Timothy hay (Phleum pratense) has a shallow, fibrous root system and is considered a perennial bunch grass. The base of timothy hay, right above the root system at soil level, contains a bulbous structure that stores a large amount of carbohydrates. Grass stems live two years with an ongoing production of new, continuous shoots. Widely grown for hay, the grass makes an excellent food source for horses. Timothy hay grows best in a warm, humid environment and is easily seeded in late summer or late winter to early spring.

Step 1

Till the area that is to be planted in Timothy hay. Remove all weed growth and discard.

Step 2

Apply 50 pounds of nitrogen per acre two weeks to one month prior to planting. Till the fertilizer into the soil.

Step 3

Rake the soil flat. Remove any new weed growth by had and discard.

Step 4

Spread 2 to 4 lbs. of Timothy hay per acre using a seeder. Apply seeds evenly by walking slowly back and forth.

Step 5

Rake the seeds into the soil; 1/4 to 1/2 inch of soil should cover the seeds to offer protection.

Step 6

Roll the seedbed using a roller. Rolling will help firm the seeds into the soil and compact the soil over the seeds to help prevent the wind from blowing the seeds away or birds from consuming them.

Step 7

Water the Timothy seedbed throughly. The soil will need to be kept moist for germination to take place.

Things You'll Need

  • Nitrogen
  • Tiller
  • Rake
  • Seeder
  • Roller


  • University of Kentucky: Timothy Hay
  • Montana State University: Timothy Hay
  • Manitoba Agriculture, Food and Rural Initiatives: Establishment of Timothy Hay for Export

Who Can Help

  • Washington State University: Timothy Hay
Keywords: growing Timothy hay, seeding Timothy hay, planting Timothy hay

About this Author

Kimberly Sharpe is a freelance writer with a diverse background. She has worked as a Web writer for the past four years. She writes extensively for Associated Content where she is both a featured home improvement contributor (with special emphasis on gardening) and a parenting contributor.
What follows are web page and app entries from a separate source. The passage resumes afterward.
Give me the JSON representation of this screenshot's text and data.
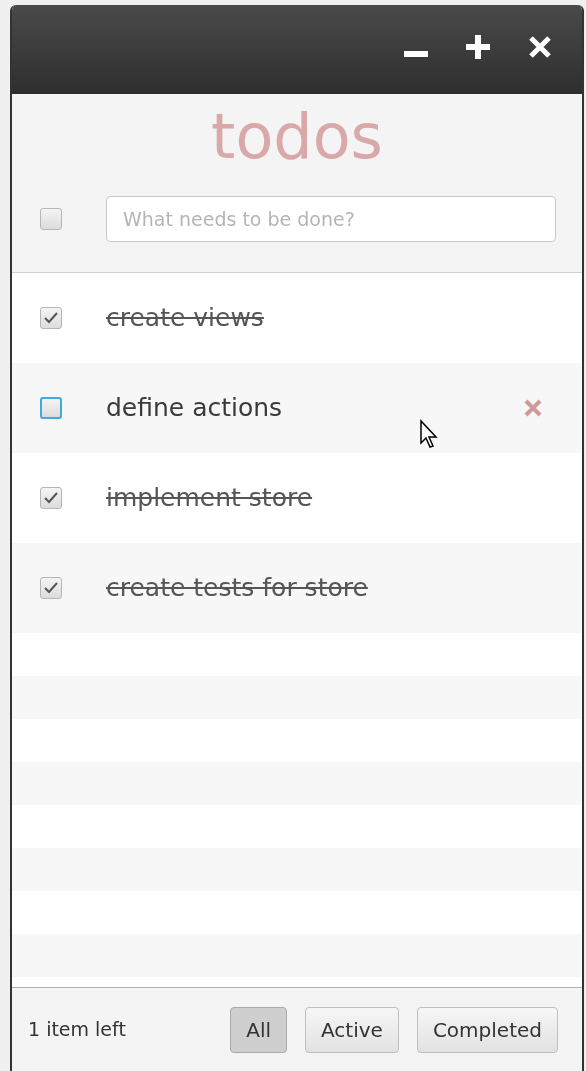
{
  "header": {
    "title": "todos",
    "toggle_all": {
      "checked": false
    },
    "new_todo": {
      "placeholder": "What needs to be done?"
    }
  },
  "todos": [
    {
      "text": "create views",
      "completed": true,
      "hovered": false
    },
    {
      "text": "define actions",
      "completed": false,
      "hovered": true
    },
    {
      "text": "implement store",
      "completed": true,
      "hovered": false
    },
    {
      "text": "create tests for store",
      "completed": true,
      "hovered": false
    }
  ],
  "footer": {
    "count": "1 item left",
    "filters": [
      {
        "label": "All",
        "selected": true
      },
      {
        "label": "Active",
        "selected": false
      },
      {
        "label": "Completed",
        "selected": false
      }
    ]
  }
}
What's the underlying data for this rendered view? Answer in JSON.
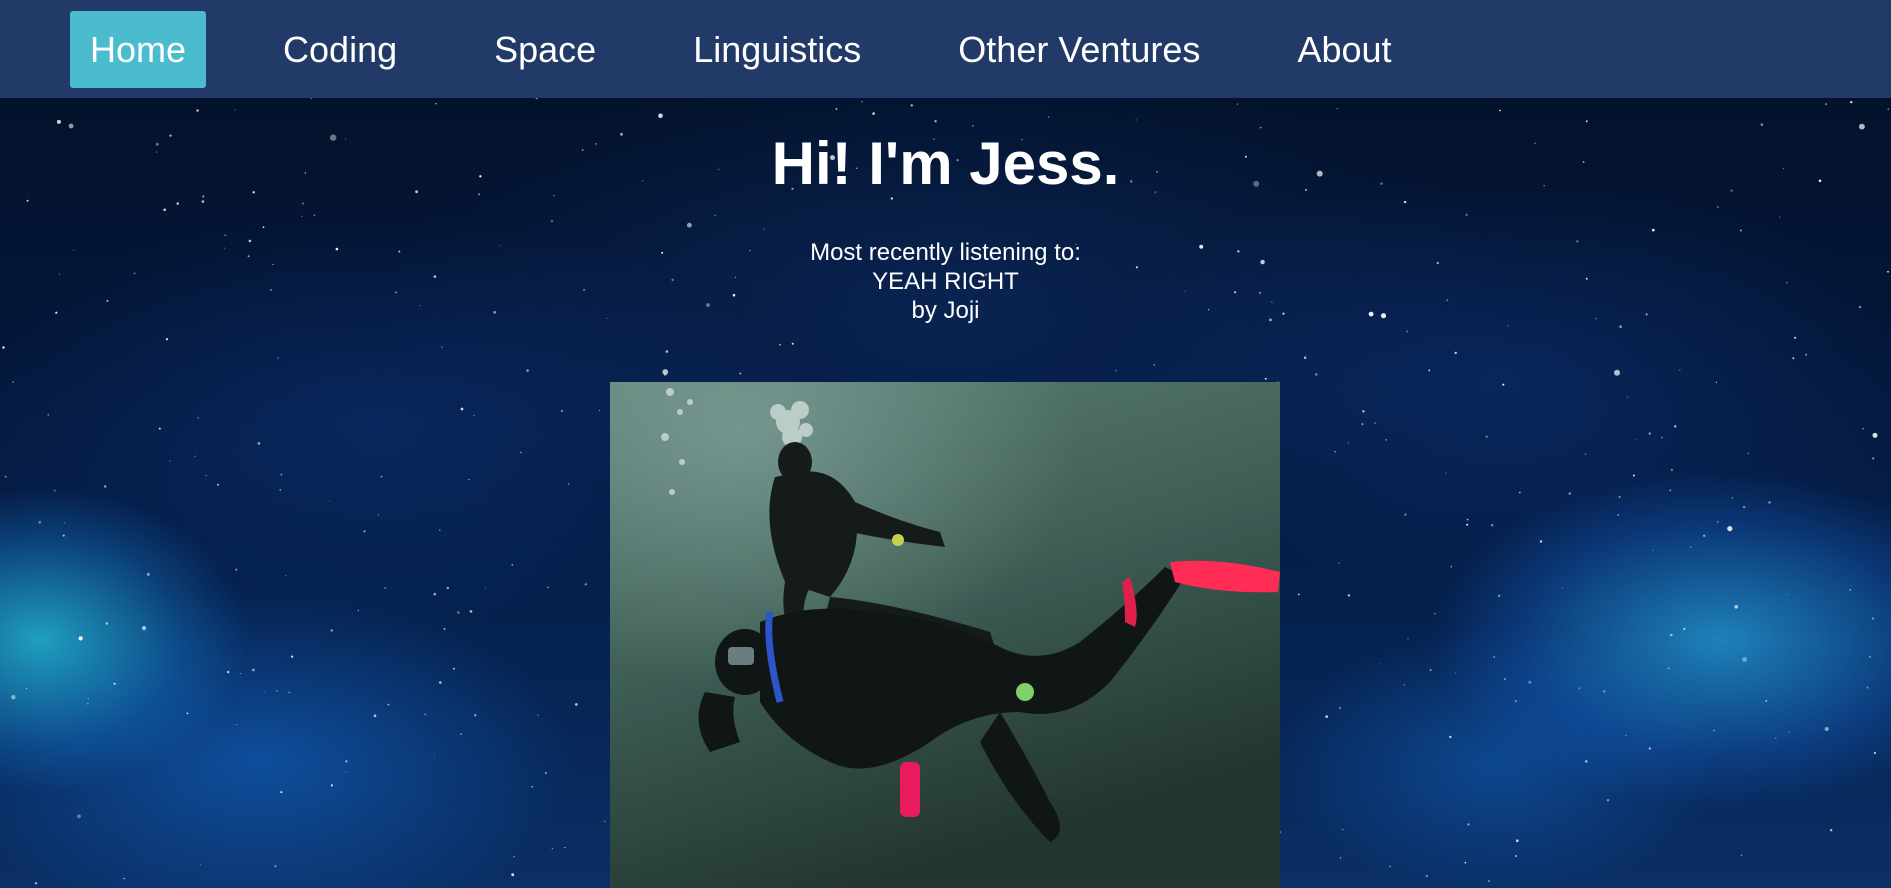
{
  "nav": {
    "items": [
      {
        "label": "Home",
        "active": true
      },
      {
        "label": "Coding",
        "active": false
      },
      {
        "label": "Space",
        "active": false
      },
      {
        "label": "Linguistics",
        "active": false
      },
      {
        "label": "Other Ventures",
        "active": false
      },
      {
        "label": "About",
        "active": false
      }
    ]
  },
  "hero": {
    "title": "Hi! I'm Jess."
  },
  "now_playing": {
    "heading": "Most recently listening to:",
    "song": "YEAH RIGHT",
    "artist_line": "by Joji"
  },
  "colors": {
    "nav_bg": "#223a68",
    "nav_active_bg": "#4bbccd",
    "text": "#ffffff"
  },
  "images": {
    "photo": "scuba-divers-underwater-photo"
  }
}
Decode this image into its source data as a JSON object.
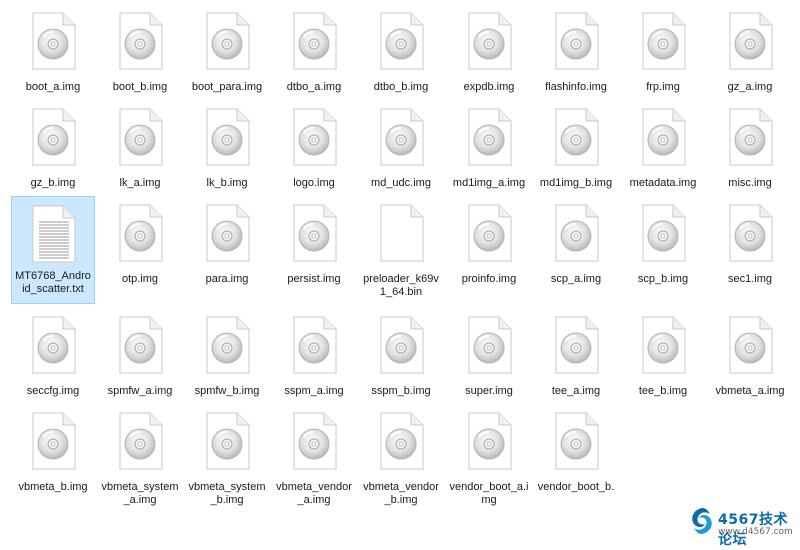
{
  "files": [
    [
      {
        "name": "boot_a.img",
        "type": "disc"
      },
      {
        "name": "boot_b.img",
        "type": "disc"
      },
      {
        "name": "boot_para.img",
        "type": "disc"
      },
      {
        "name": "dtbo_a.img",
        "type": "disc"
      },
      {
        "name": "dtbo_b.img",
        "type": "disc"
      },
      {
        "name": "expdb.img",
        "type": "disc"
      },
      {
        "name": "flashinfo.img",
        "type": "disc"
      },
      {
        "name": "frp.img",
        "type": "disc"
      },
      {
        "name": "gz_a.img",
        "type": "disc"
      }
    ],
    [
      {
        "name": "gz_b.img",
        "type": "disc"
      },
      {
        "name": "lk_a.img",
        "type": "disc"
      },
      {
        "name": "lk_b.img",
        "type": "disc"
      },
      {
        "name": "logo.img",
        "type": "disc"
      },
      {
        "name": "md_udc.img",
        "type": "disc"
      },
      {
        "name": "md1img_a.img",
        "type": "disc"
      },
      {
        "name": "md1img_b.img",
        "type": "disc"
      },
      {
        "name": "metadata.img",
        "type": "disc"
      },
      {
        "name": "misc.img",
        "type": "disc"
      }
    ],
    [
      {
        "name": "MT6768_Android_scatter.txt",
        "type": "text",
        "selected": true
      },
      {
        "name": "otp.img",
        "type": "disc"
      },
      {
        "name": "para.img",
        "type": "disc"
      },
      {
        "name": "persist.img",
        "type": "disc"
      },
      {
        "name": "preloader_k69v1_64.bin",
        "type": "blank"
      },
      {
        "name": "proinfo.img",
        "type": "disc"
      },
      {
        "name": "scp_a.img",
        "type": "disc"
      },
      {
        "name": "scp_b.img",
        "type": "disc"
      },
      {
        "name": "sec1.img",
        "type": "disc"
      }
    ],
    [
      {
        "name": "seccfg.img",
        "type": "disc"
      },
      {
        "name": "spmfw_a.img",
        "type": "disc"
      },
      {
        "name": "spmfw_b.img",
        "type": "disc"
      },
      {
        "name": "sspm_a.img",
        "type": "disc"
      },
      {
        "name": "sspm_b.img",
        "type": "disc"
      },
      {
        "name": "super.img",
        "type": "disc"
      },
      {
        "name": "tee_a.img",
        "type": "disc"
      },
      {
        "name": "tee_b.img",
        "type": "disc"
      },
      {
        "name": "vbmeta_a.img",
        "type": "disc"
      }
    ],
    [
      {
        "name": "vbmeta_b.img",
        "type": "disc"
      },
      {
        "name": "vbmeta_system_a.img",
        "type": "disc"
      },
      {
        "name": "vbmeta_system_b.img",
        "type": "disc"
      },
      {
        "name": "vbmeta_vendor_a.img",
        "type": "disc"
      },
      {
        "name": "vbmeta_vendor_b.img",
        "type": "disc"
      },
      {
        "name": "vendor_boot_a.img",
        "type": "disc"
      },
      {
        "name": "vendor_boot_b.",
        "type": "disc"
      }
    ]
  ],
  "watermark": {
    "title": "4567技术论坛",
    "url": "www.d4567.com"
  },
  "colors": {
    "selection_bg": "#cce8ff",
    "selection_border": "#99d1ff",
    "watermark_blue": "#0b6aa8"
  }
}
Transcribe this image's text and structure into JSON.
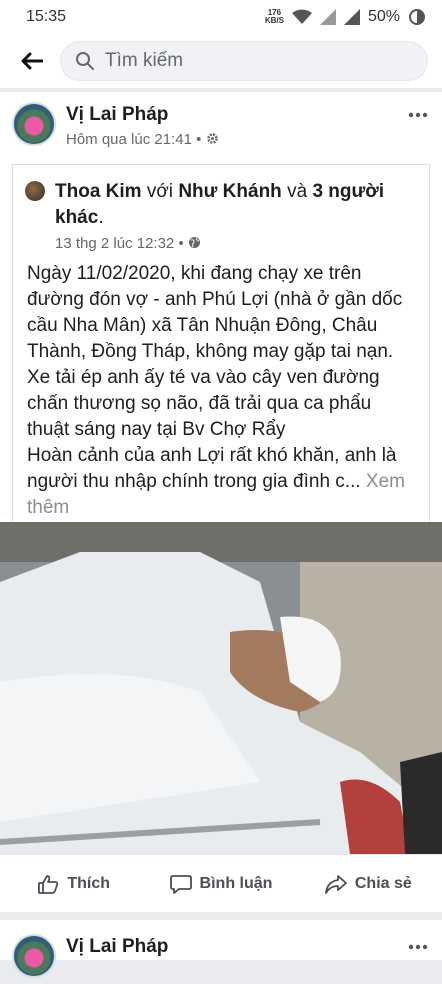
{
  "status": {
    "time": "15:35",
    "speed_top": "176",
    "speed_unit": "KB/S",
    "battery": "50%"
  },
  "search": {
    "placeholder": "Tìm kiếm"
  },
  "post": {
    "author": "Vị Lai Pháp",
    "time": "Hôm qua lúc 21:41",
    "dot": "•",
    "shared": {
      "author": "Thoa Kim",
      "with": "với",
      "tagged": "Như Khánh",
      "and": "và",
      "others": "3 người khác",
      "period": ".",
      "time": "13 thg 2 lúc 12:32",
      "dot": "•"
    },
    "text": "Ngày 11/02/2020, khi đang chạy xe trên đường đón vợ - anh Phú Lợi (nhà ở gần dốc cầu Nha Mân) xã Tân Nhuận Đông, Châu Thành, Đồng Tháp, không may gặp tai nạn. Xe tải ép anh ấy té va vào cây ven đường chấn thương sọ não, đã trải qua ca phẩu thuật sáng nay tại Bv Chợ Rẩy\nHoàn cảnh của anh Lợi rất khó khăn, anh là người thu nhập chính trong gia đình c...",
    "see_more": " Xem thêm",
    "actions": {
      "like": "Thích",
      "comment": "Bình luận",
      "share": "Chia sẻ"
    }
  },
  "post2": {
    "author": "Vị Lai Pháp"
  }
}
She also writes for Helium. She has worked professionally in the animal care and gardening fields.